MATERIAL SHOWN

◆ ◆ ◆ ◆

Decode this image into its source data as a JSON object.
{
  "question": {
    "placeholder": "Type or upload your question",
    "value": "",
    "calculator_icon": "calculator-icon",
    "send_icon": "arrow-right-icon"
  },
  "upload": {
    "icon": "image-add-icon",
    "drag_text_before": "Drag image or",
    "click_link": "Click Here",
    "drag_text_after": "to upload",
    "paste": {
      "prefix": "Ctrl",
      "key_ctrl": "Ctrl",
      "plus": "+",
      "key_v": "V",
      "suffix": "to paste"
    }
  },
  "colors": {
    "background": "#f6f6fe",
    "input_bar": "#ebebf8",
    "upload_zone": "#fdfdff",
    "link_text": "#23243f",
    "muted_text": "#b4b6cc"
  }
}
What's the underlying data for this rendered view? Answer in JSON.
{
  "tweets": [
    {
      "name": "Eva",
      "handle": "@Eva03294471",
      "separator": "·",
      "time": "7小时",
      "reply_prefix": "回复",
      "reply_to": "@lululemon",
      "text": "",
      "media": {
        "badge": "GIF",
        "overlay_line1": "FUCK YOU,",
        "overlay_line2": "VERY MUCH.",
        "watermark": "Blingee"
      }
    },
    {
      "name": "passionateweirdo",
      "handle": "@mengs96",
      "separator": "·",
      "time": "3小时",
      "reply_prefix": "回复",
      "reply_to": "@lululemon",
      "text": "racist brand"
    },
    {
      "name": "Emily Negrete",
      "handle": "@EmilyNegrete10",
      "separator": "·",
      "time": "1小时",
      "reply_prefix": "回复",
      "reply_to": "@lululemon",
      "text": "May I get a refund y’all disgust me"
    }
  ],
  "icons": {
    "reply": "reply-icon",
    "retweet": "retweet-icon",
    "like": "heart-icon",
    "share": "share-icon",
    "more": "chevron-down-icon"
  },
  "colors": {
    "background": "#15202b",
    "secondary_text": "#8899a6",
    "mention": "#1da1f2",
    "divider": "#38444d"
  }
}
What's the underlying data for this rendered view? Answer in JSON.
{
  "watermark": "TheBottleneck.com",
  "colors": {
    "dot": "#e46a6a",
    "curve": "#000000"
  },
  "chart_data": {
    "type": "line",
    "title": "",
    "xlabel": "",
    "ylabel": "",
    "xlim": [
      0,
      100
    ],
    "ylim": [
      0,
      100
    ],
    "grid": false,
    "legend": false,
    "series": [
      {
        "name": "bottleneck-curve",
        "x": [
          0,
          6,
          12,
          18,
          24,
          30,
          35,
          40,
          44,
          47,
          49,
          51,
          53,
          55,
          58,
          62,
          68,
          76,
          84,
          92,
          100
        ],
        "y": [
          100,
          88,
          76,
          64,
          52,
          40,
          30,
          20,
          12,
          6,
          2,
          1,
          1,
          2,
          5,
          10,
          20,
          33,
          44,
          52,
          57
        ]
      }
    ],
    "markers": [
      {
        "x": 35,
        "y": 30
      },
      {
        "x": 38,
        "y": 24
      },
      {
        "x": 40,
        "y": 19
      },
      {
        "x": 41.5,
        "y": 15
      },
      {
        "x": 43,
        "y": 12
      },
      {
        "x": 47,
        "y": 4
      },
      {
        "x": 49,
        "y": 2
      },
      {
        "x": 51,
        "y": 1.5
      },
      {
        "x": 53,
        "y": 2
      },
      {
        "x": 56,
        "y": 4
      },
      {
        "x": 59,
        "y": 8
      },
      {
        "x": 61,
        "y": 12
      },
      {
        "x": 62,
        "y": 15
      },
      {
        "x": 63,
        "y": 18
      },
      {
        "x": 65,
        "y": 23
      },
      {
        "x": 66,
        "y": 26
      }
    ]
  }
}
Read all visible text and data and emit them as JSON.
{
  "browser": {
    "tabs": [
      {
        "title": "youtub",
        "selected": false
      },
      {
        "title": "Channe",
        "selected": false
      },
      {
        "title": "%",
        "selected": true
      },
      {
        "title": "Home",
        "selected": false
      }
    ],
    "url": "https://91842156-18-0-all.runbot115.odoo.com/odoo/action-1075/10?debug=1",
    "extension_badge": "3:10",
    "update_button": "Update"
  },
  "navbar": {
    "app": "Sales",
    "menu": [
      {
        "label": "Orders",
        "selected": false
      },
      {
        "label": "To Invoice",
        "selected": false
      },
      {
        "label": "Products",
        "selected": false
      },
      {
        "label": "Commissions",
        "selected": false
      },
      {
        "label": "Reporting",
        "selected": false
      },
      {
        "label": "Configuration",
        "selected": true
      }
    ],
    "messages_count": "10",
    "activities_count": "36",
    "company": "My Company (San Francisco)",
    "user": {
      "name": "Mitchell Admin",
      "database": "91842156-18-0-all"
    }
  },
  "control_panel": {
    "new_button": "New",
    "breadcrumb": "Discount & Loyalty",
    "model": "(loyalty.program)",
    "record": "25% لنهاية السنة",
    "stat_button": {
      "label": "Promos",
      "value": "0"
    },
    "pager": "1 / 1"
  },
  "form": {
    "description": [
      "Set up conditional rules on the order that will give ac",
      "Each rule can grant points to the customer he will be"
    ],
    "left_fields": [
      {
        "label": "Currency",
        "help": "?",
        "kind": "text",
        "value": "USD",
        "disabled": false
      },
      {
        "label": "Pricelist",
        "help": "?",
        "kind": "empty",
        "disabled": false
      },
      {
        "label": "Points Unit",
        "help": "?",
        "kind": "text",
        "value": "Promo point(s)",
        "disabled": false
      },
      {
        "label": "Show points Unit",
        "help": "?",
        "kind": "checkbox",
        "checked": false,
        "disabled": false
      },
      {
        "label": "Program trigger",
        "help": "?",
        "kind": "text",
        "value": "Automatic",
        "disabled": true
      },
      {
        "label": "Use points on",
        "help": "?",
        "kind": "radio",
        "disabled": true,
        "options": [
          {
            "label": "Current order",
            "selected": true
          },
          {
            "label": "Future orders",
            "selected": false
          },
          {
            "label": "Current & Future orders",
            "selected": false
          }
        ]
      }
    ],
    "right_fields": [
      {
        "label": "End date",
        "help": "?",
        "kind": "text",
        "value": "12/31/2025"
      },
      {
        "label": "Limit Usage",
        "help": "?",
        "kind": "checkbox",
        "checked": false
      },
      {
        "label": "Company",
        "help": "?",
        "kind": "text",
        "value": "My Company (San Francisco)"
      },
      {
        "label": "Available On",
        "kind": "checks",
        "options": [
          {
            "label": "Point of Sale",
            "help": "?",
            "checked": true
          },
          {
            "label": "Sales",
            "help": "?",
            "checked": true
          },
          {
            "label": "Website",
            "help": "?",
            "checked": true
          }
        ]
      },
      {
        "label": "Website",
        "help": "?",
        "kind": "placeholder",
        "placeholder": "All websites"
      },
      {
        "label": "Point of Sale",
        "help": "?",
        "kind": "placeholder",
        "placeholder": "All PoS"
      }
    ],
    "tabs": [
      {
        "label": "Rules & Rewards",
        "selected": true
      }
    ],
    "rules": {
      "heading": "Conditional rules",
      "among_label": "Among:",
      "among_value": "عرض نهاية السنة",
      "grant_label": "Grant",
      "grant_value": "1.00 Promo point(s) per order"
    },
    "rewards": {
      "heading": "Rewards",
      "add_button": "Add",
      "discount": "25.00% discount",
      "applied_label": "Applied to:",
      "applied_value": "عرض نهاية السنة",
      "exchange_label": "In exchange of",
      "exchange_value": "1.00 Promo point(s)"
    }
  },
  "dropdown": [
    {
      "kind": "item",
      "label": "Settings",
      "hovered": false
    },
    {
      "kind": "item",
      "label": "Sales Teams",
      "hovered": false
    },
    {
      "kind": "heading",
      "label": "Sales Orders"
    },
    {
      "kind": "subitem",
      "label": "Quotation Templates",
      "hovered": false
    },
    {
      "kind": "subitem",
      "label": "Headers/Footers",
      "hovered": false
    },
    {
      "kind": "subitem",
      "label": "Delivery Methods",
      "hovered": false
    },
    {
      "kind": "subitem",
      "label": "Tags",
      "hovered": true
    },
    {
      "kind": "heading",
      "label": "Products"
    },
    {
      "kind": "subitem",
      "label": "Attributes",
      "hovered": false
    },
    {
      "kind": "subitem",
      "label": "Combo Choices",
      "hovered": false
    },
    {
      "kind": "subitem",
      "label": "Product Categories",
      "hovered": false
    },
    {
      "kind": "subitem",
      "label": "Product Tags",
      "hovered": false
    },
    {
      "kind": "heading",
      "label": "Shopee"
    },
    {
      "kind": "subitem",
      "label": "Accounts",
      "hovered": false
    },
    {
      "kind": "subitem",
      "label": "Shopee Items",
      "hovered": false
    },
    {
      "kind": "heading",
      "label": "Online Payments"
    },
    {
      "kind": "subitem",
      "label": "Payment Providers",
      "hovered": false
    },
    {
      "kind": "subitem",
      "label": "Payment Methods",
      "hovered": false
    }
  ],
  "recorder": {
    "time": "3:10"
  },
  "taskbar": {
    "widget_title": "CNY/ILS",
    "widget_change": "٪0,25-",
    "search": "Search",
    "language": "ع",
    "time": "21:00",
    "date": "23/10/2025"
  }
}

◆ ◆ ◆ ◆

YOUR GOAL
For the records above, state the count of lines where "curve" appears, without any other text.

RESPONSE TO THE TASK
2